# What you need to do
Make an exact copy of the records that follow, with each picture omitted.

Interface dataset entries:
----------------------------------------

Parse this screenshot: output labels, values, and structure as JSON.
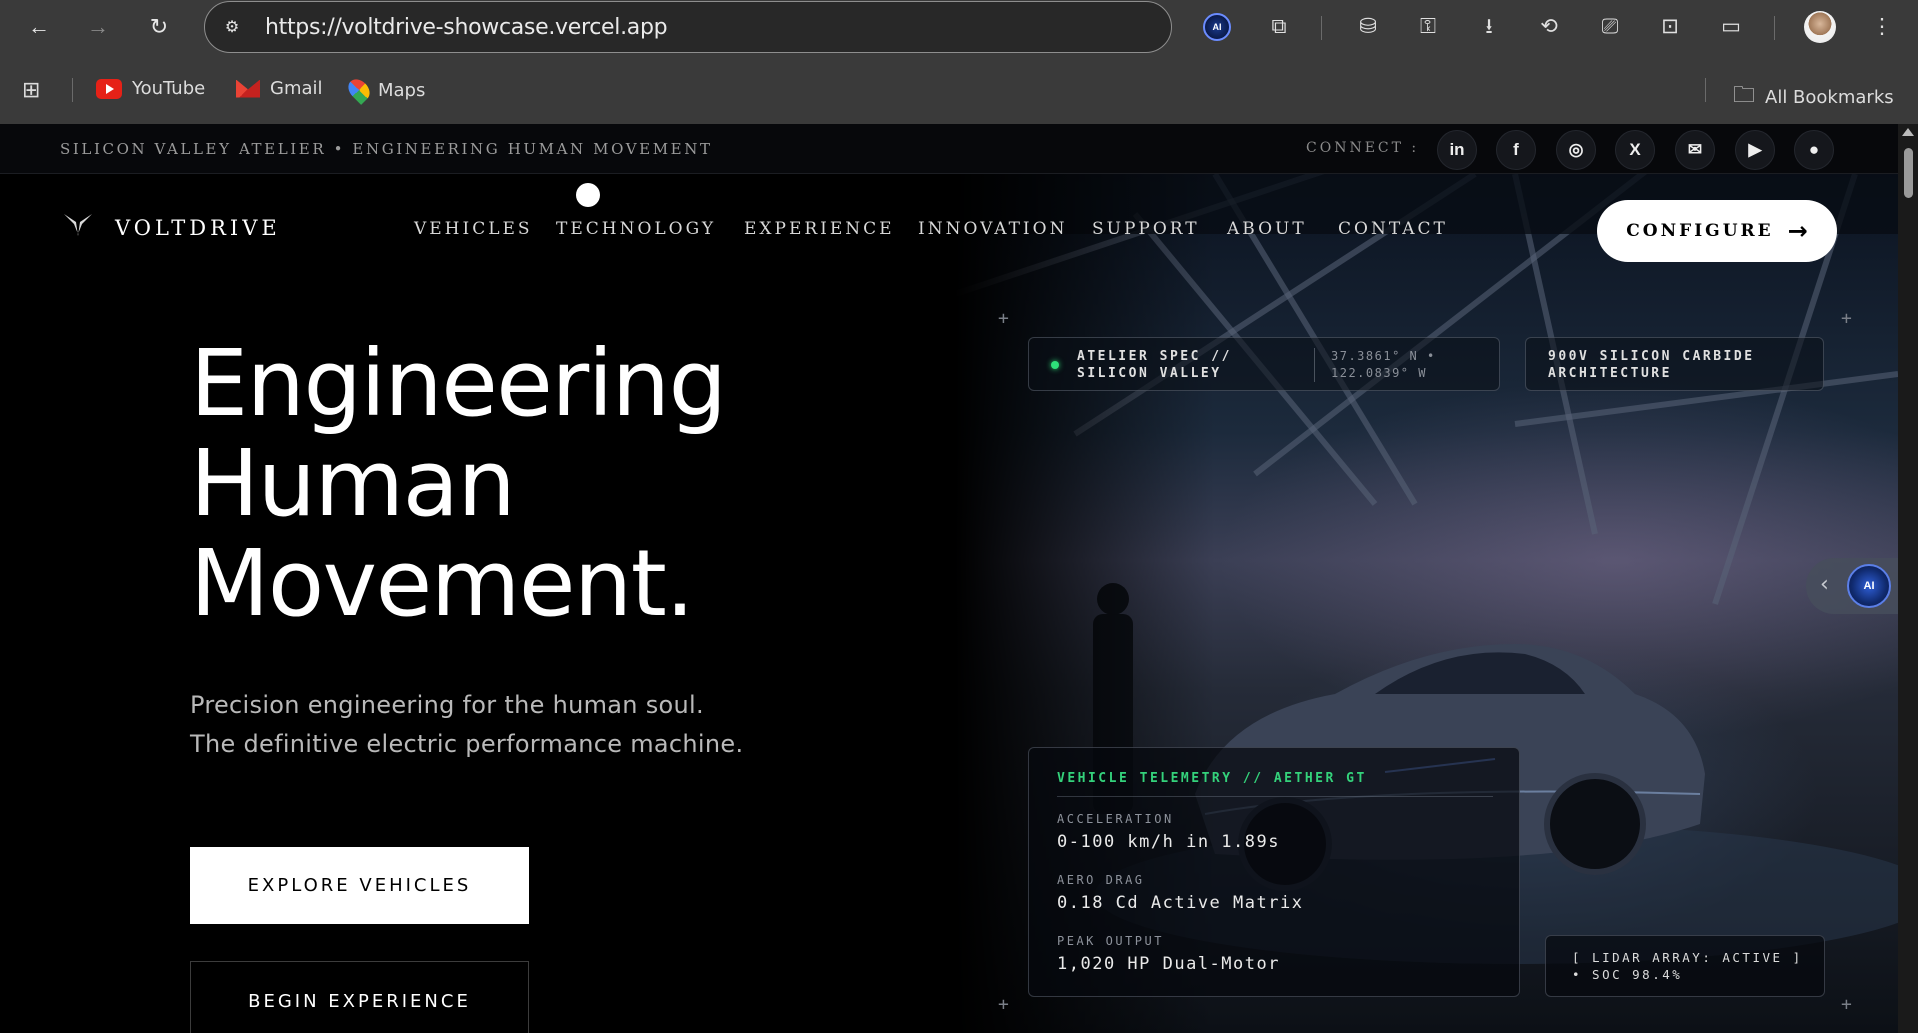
{
  "browser": {
    "url": "https://voltdrive-showcase.vercel.app",
    "nav": {
      "back_icon": "←",
      "forward_icon": "→",
      "reload_icon": "↻"
    },
    "ai_extension_label": "AI",
    "bookmarks": [
      {
        "label": "YouTube"
      },
      {
        "label": "Gmail"
      },
      {
        "label": "Maps"
      }
    ],
    "all_bookmarks": "All Bookmarks"
  },
  "topstrip": {
    "tagline": "SILICON VALLEY ATELIER • ENGINEERING HUMAN MOVEMENT",
    "connect_label": "CONNECT :",
    "socials": [
      {
        "name": "linkedin",
        "glyph": "in"
      },
      {
        "name": "facebook",
        "glyph": "f"
      },
      {
        "name": "instagram",
        "glyph": "◎"
      },
      {
        "name": "x",
        "glyph": "X"
      },
      {
        "name": "email",
        "glyph": "✉"
      },
      {
        "name": "youtube",
        "glyph": "▶"
      },
      {
        "name": "github",
        "glyph": "●"
      }
    ]
  },
  "nav": {
    "brand": "VOLTDRIVE",
    "links": [
      "VEHICLES",
      "TECHNOLOGY",
      "EXPERIENCE",
      "INNOVATION",
      "SUPPORT",
      "ABOUT",
      "CONTACT"
    ],
    "cta": "CONFIGURE",
    "cta_arrow": "→"
  },
  "hero": {
    "headline": [
      "Engineering",
      "Human",
      "Movement."
    ],
    "subline": [
      "Precision engineering for the human soul.",
      "The definitive electric performance machine."
    ],
    "primary_button": "EXPLORE VEHICLES",
    "secondary_button": "BEGIN EXPERIENCE"
  },
  "specs": {
    "atelier": "ATELIER SPEC // SILICON VALLEY",
    "coords": "37.3861° N • 122.0839° W",
    "architecture": "900V SILICON CARBIDE ARCHITECTURE",
    "status_color": "#2ee07a"
  },
  "telemetry": {
    "title": "VEHICLE TELEMETRY // AETHER GT",
    "title_color": "#34d27b",
    "rows": [
      {
        "label": "ACCELERATION",
        "value": "0-100 km/h in 1.89s"
      },
      {
        "label": "AERO DRAG",
        "value": "0.18 Cd Active Matrix"
      },
      {
        "label": "PEAK OUTPUT",
        "value": "1,020 HP Dual-Motor"
      }
    ],
    "lidar": "[ LIDAR ARRAY: ACTIVE ] • SOC 98.4%"
  },
  "ai_widget": {
    "label": "AI",
    "chevron": "‹"
  }
}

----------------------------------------

# Reply to the task
Parse this screenshot: output labels, values, and structure as JSON.
{
  "browser": {
    "url": "https://voltdrive-showcase.vercel.app",
    "nav": {
      "back_icon": "←",
      "forward_icon": "→",
      "reload_icon": "↻"
    },
    "ai_extension_label": "AI",
    "bookmarks": [
      {
        "label": "YouTube"
      },
      {
        "label": "Gmail"
      },
      {
        "label": "Maps"
      }
    ],
    "all_bookmarks": "All Bookmarks"
  },
  "topstrip": {
    "tagline": "SILICON VALLEY ATELIER • ENGINEERING HUMAN MOVEMENT",
    "connect_label": "CONNECT :",
    "socials": [
      {
        "name": "linkedin",
        "glyph": "in"
      },
      {
        "name": "facebook",
        "glyph": "f"
      },
      {
        "name": "instagram",
        "glyph": "◎"
      },
      {
        "name": "x",
        "glyph": "X"
      },
      {
        "name": "email",
        "glyph": "✉"
      },
      {
        "name": "youtube",
        "glyph": "▶"
      },
      {
        "name": "github",
        "glyph": "●"
      }
    ]
  },
  "nav": {
    "brand": "VOLTDRIVE",
    "links": [
      "VEHICLES",
      "TECHNOLOGY",
      "EXPERIENCE",
      "INNOVATION",
      "SUPPORT",
      "ABOUT",
      "CONTACT"
    ],
    "cta": "CONFIGURE",
    "cta_arrow": "→"
  },
  "hero": {
    "headline": [
      "Engineering",
      "Human",
      "Movement."
    ],
    "subline": [
      "Precision engineering for the human soul.",
      "The definitive electric performance machine."
    ],
    "primary_button": "EXPLORE VEHICLES",
    "secondary_button": "BEGIN EXPERIENCE"
  },
  "specs": {
    "atelier": "ATELIER SPEC // SILICON VALLEY",
    "coords": "37.3861° N • 122.0839° W",
    "architecture": "900V SILICON CARBIDE ARCHITECTURE",
    "status_color": "#2ee07a"
  },
  "telemetry": {
    "title": "VEHICLE TELEMETRY // AETHER GT",
    "title_color": "#34d27b",
    "rows": [
      {
        "label": "ACCELERATION",
        "value": "0-100 km/h in 1.89s"
      },
      {
        "label": "AERO DRAG",
        "value": "0.18 Cd Active Matrix"
      },
      {
        "label": "PEAK OUTPUT",
        "value": "1,020 HP Dual-Motor"
      }
    ],
    "lidar": "[ LIDAR ARRAY: ACTIVE ] • SOC 98.4%"
  },
  "ai_widget": {
    "label": "AI",
    "chevron": "‹"
  }
}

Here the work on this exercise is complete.